“It’s really hard to be roommates with people if your suitcases are much better than theirs-if yours are really good ones and theirs aren’t”
A 16 year old mind is a like a burning furnace. Anger, rebellion, confusion and curiosity - are all muddled together into a fire of emotions. Life can be tough for a teenager. But sometimes among all this chaos lies the most unique wisdom.
‘The Catcher in the Rye’ by J.D Salinger describes this contradiction in the most beautiful yet honest voice. Holden Caulfield is a 16 year old who has to make some big decisions. After being expelled from school, he faces an uncertain future. He leaves school early to live in New York for a few days. He is lured by the freedom of an independent life. But very soon, Holden realizes that adulthood is a place of conceit, dejection and loneliness. This loss of innocence is the central theme of the book.
At first glance, the book seems like an unending account of the rants of a teenager. But if you look closer, you see a jewel of a perspective. In his quintessential babble, Holden manages to shake you out of your prejudices. His stubborn opinions are shocking and refreshing at the same time. The book deals with the issue of identity crisis and of not feeling good enough. He talks about how the education system stifles creative expression. Holden’s experiences also underline the teenage confusions about love and sexuality.
The symbols used in the book are mundane but they bring out powerful views of the society. In the quote above, ‘suitcases’ denote the inequalities present in the world. One of my favorite passages of the book is his description of Museums. He considers them to be a metaphor for change. He says that no matter how many times you visit a Museum, the displays are always the same. The only thing which changes is you. Holden’s imagination paints a vivid picture of the world with all its beauty as well limitations.
The characters you meet along the way swirl the narrative with their quirkiness. Whether it’s the concerned mother on the subway, the philosophical NYC cab driver, or the Romeo-Juliet-loving nun - they all somehow etch in your mind. Also, New York City serves as the perfect back-drop for Holden’s adventures.
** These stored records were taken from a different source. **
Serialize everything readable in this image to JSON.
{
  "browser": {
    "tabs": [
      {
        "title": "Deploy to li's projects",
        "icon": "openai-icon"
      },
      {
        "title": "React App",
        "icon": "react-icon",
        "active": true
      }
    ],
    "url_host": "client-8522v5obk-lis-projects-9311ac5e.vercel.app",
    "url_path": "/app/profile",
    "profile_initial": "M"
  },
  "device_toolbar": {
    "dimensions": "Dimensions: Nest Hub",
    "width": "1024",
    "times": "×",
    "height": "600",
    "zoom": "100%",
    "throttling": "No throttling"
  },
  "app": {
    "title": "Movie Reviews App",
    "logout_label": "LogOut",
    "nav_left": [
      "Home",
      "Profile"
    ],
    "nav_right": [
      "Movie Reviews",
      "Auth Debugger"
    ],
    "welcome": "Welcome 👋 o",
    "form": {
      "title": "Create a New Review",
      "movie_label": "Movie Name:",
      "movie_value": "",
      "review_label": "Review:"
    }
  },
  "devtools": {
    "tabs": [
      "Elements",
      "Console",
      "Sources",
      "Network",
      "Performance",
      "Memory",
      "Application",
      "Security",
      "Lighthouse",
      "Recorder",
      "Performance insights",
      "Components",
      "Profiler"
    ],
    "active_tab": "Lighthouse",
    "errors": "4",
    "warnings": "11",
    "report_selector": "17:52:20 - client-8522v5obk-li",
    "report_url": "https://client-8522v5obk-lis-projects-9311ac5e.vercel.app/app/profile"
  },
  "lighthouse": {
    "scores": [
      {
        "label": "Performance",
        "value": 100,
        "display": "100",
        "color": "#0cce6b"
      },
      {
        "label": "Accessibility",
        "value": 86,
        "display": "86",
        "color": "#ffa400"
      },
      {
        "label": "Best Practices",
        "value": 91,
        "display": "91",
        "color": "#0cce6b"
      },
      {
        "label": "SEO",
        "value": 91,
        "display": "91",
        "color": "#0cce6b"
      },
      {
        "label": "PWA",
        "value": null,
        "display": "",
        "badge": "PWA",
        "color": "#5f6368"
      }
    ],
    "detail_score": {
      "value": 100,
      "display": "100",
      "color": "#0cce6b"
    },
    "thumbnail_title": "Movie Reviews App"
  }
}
Catcher in the Rye is a book which should not be judged for its raw language. The absence of floweriness does not limit its ability to be a window to the society. The book succeeds in dissecting the facets of the teenage mind. Two days into Holden’s life reveals what lies within every teen – a burning furnace of wisdom.